  51. Wideroff L, Vadaparampil ST, Breen N, Croyle RT, Freedman AN (2003) Awareness of genetic testing for increased cancer risk in the year 2000 National Health Interview Survey.

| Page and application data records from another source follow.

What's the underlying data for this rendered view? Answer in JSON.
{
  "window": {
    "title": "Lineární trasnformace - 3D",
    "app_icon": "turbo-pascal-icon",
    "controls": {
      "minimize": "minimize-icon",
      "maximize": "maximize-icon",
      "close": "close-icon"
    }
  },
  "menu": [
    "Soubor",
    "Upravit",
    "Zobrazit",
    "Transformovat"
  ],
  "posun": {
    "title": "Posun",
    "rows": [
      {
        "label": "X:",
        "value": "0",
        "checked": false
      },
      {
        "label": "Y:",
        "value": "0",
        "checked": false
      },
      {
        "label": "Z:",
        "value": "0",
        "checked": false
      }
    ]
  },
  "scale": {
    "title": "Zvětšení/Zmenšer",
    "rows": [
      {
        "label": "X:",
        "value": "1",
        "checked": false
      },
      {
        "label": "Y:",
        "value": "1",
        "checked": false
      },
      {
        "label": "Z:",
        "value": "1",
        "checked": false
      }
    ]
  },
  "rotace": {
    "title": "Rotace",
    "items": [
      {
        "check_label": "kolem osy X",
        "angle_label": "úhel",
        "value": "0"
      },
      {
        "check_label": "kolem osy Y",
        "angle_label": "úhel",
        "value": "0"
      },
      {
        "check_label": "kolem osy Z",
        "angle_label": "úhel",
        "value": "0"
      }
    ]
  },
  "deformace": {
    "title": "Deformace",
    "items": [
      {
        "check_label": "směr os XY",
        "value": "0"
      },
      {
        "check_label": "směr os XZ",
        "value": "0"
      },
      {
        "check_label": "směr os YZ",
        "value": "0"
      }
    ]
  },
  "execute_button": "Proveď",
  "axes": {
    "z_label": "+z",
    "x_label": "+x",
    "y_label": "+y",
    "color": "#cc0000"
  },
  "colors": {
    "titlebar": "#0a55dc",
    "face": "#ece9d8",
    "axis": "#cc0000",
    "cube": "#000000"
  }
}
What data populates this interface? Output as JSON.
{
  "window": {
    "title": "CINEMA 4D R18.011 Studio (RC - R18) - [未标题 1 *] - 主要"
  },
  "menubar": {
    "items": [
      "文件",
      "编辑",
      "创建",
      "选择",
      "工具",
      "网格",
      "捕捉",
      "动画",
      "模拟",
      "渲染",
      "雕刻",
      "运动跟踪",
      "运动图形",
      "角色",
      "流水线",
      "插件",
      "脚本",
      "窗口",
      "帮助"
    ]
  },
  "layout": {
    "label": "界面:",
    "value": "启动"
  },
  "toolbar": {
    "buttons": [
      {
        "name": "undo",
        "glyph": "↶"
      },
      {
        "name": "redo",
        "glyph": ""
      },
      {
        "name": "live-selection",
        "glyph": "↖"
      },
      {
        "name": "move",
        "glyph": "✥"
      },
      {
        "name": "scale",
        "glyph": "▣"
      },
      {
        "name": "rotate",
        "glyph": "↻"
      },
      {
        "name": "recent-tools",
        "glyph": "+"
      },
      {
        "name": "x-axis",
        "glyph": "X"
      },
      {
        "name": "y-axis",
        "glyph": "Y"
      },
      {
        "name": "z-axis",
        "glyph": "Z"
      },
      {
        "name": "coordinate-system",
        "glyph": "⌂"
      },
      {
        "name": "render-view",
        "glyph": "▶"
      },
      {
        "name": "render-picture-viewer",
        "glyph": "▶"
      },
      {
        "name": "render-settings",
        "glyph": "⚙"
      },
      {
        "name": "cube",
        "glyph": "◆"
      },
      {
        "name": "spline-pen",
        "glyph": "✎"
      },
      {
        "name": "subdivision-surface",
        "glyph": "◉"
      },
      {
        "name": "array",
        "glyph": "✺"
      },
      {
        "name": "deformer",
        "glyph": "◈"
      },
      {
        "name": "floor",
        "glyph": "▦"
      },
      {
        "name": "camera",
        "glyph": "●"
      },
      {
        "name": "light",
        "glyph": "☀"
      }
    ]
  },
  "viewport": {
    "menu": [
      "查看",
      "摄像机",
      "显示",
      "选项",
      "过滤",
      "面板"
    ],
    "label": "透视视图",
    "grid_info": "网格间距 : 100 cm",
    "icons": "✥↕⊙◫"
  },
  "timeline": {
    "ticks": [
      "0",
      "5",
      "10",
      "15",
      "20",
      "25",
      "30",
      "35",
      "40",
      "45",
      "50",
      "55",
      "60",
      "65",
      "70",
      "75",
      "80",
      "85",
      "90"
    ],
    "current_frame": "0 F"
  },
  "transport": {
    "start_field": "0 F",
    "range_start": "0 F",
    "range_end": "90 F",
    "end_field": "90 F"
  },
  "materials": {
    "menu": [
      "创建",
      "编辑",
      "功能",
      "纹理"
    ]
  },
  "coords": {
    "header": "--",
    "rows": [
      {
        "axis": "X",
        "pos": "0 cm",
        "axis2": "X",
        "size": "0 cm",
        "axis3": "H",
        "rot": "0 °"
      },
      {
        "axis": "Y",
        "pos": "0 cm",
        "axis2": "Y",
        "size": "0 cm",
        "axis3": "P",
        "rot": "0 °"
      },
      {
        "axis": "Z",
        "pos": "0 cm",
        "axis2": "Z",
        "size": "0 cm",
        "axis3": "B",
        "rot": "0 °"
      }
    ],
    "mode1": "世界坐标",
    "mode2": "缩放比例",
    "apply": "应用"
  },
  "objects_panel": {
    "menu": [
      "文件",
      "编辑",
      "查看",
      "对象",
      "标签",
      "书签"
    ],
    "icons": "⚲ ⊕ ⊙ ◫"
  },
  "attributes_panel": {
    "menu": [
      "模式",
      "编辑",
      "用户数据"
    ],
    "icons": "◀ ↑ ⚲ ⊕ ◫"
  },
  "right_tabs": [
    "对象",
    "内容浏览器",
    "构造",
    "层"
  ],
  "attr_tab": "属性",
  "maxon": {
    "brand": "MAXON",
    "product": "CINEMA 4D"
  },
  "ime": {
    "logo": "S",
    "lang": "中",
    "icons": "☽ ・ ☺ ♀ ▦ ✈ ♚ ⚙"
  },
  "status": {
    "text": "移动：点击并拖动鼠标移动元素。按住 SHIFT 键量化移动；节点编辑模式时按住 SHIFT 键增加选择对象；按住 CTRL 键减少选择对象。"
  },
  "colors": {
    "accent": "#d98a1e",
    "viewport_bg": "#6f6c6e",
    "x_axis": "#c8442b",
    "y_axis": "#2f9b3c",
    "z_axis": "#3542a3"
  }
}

Commun Genet 6(3):147–156CrossRefGoogle Scholar
  52. Wooster R, Bignell G, Lancaster J, Swift S, Seal S, Mangion J et al (1995) Identification of the breast cancer susceptibility gene BRCA2. Nature 378(6559):789–792PubMedCrossRefGoogle Scholar

Copyright information

© Springer-Verlag 2011

Authors and Affiliations

  • Susan T. Vadaparampil
    • 1
    • 2
    Email author
  • Gwendolyn P. Quinn
    • 1
    • 2
  • Julie Dutil
    • 3
  • Marieva Puig
    • 4
  • Teri L. Malo
    • 1
  • Jessica McIntyre
    • 1
  • Rossybelle Perales
    • 1
  • Euna M. August
    • 1
  • Zuheily Closser
    • 1
  1. 1.Health Outcomes and Behavior ProgramMoffitt Cancer CenterTampaUSA
  2. 2.Department of Oncologic Sciences, College of MedicineUniversity of South FloridaTampaUSA
  3. 3.Ponce School of MedicinePoncePuerto Rico
  4. 4.University of Puerto RicoSan JuanPuerto Rico

Personalised recommendations